§ DATA PROVIDED
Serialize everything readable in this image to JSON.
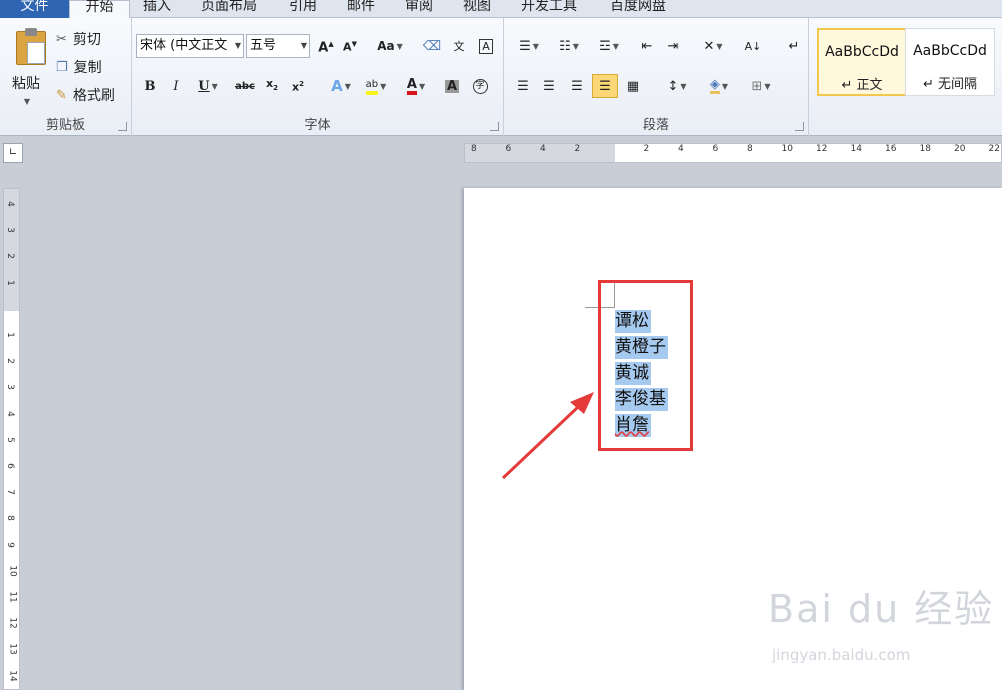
{
  "tabs": {
    "file": "文件",
    "home": "开始",
    "insert": "插入",
    "layout": "页面布局",
    "references": "引用",
    "mailings": "邮件",
    "review": "审阅",
    "view": "视图",
    "developer": "开发工具",
    "baidu": "百度网盘"
  },
  "clipboard": {
    "paste": "粘贴",
    "cut": "剪切",
    "copy": "复制",
    "format_painter": "格式刷",
    "group_label": "剪贴板"
  },
  "font": {
    "name": "宋体 (中文正文",
    "size": "五号",
    "group_label": "字体"
  },
  "paragraph": {
    "group_label": "段落"
  },
  "styles": {
    "normal_sample": "AaBbCcDd",
    "normal_name": "↵ 正文",
    "nospacing_sample": "AaBbCcDd",
    "nospacing_name": "↵ 无间隔"
  },
  "ruler_h_ticks": [
    "8",
    "6",
    "4",
    "2",
    "",
    "2",
    "4",
    "6",
    "8",
    "10",
    "12",
    "14",
    "16",
    "18",
    "20",
    "22"
  ],
  "ruler_v_ticks": [
    "4",
    "3",
    "2",
    "1",
    "",
    "1",
    "2",
    "3",
    "4",
    "5",
    "6",
    "7",
    "8",
    "9",
    "10",
    "11",
    "12",
    "13",
    "14"
  ],
  "document": {
    "lines": [
      "谭松",
      "黄橙子",
      "黄诚",
      "李俊基",
      "肖詹"
    ]
  },
  "watermark": {
    "brand": "Bai du 经验",
    "url": "jingyan.baidu.com"
  },
  "colors": {
    "file_tab": "#2f66b3",
    "selection": "#a5c9ef",
    "annotation": "#e53a3a"
  }
}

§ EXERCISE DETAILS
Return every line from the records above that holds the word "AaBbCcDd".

§ SOLVED EXERCISE
    "normal_sample": "AaBbCcDd",
    "nospacing_sample": "AaBbCcDd",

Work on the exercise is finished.